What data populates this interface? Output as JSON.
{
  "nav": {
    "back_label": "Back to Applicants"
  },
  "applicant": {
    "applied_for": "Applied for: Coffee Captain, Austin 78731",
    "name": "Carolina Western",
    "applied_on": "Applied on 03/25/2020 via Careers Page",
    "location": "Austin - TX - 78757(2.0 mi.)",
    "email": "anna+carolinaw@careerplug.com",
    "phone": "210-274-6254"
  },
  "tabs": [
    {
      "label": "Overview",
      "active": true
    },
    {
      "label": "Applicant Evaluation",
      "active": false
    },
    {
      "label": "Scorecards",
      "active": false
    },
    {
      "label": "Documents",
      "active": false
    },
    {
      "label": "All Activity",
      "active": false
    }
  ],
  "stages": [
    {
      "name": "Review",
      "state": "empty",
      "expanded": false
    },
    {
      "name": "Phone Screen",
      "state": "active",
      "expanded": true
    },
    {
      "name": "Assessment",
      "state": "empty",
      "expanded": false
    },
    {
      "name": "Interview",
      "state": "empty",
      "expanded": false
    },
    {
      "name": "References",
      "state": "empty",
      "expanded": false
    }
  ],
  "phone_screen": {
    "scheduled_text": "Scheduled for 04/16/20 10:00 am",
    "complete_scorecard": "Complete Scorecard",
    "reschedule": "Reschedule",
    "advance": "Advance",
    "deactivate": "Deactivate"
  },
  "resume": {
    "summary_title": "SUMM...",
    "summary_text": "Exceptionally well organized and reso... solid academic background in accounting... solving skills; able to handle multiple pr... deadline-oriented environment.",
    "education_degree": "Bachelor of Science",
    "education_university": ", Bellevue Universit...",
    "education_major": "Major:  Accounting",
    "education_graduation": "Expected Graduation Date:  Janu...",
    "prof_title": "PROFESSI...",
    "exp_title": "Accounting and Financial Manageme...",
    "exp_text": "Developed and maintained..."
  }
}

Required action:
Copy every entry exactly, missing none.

Answer to the problem:
What data populates this interface? Output as JSON.
{
  "nav": {
    "back_label": "Back to Applicants"
  },
  "applicant": {
    "applied_for": "Applied for: Coffee Captain, Austin 78731",
    "name": "Carolina Western",
    "applied_on": "Applied on 03/25/2020 via Careers Page",
    "location": "Austin - TX - 78757(2.0 mi.)",
    "email": "anna+carolinaw@careerplug.com",
    "phone": "210-274-6254"
  },
  "tabs": [
    {
      "label": "Overview",
      "active": true
    },
    {
      "label": "Applicant Evaluation",
      "active": false
    },
    {
      "label": "Scorecards",
      "active": false
    },
    {
      "label": "Documents",
      "active": false
    },
    {
      "label": "All Activity",
      "active": false
    }
  ],
  "stages": [
    {
      "name": "Review",
      "state": "empty",
      "expanded": false
    },
    {
      "name": "Phone Screen",
      "state": "active",
      "expanded": true
    },
    {
      "name": "Assessment",
      "state": "empty",
      "expanded": false
    },
    {
      "name": "Interview",
      "state": "empty",
      "expanded": false
    },
    {
      "name": "References",
      "state": "empty",
      "expanded": false
    }
  ],
  "phone_screen": {
    "scheduled_text": "Scheduled for 04/16/20 10:00 am",
    "complete_scorecard": "Complete Scorecard",
    "reschedule": "Reschedule",
    "advance": "Advance",
    "deactivate": "Deactivate"
  },
  "resume": {
    "summary_title": "SUMM...",
    "summary_text": "Exceptionally well organized and reso... solid academic background in accounting... solving skills; able to handle multiple pr... deadline-oriented environment.",
    "education_degree": "Bachelor of Science",
    "education_university": ", Bellevue Universit...",
    "education_major": "Major:  Accounting",
    "education_graduation": "Expected Graduation Date:  Janu...",
    "prof_title": "PROFESSI...",
    "exp_title": "Accounting and Financial Manageme...",
    "exp_text": "Developed and maintained..."
  }
}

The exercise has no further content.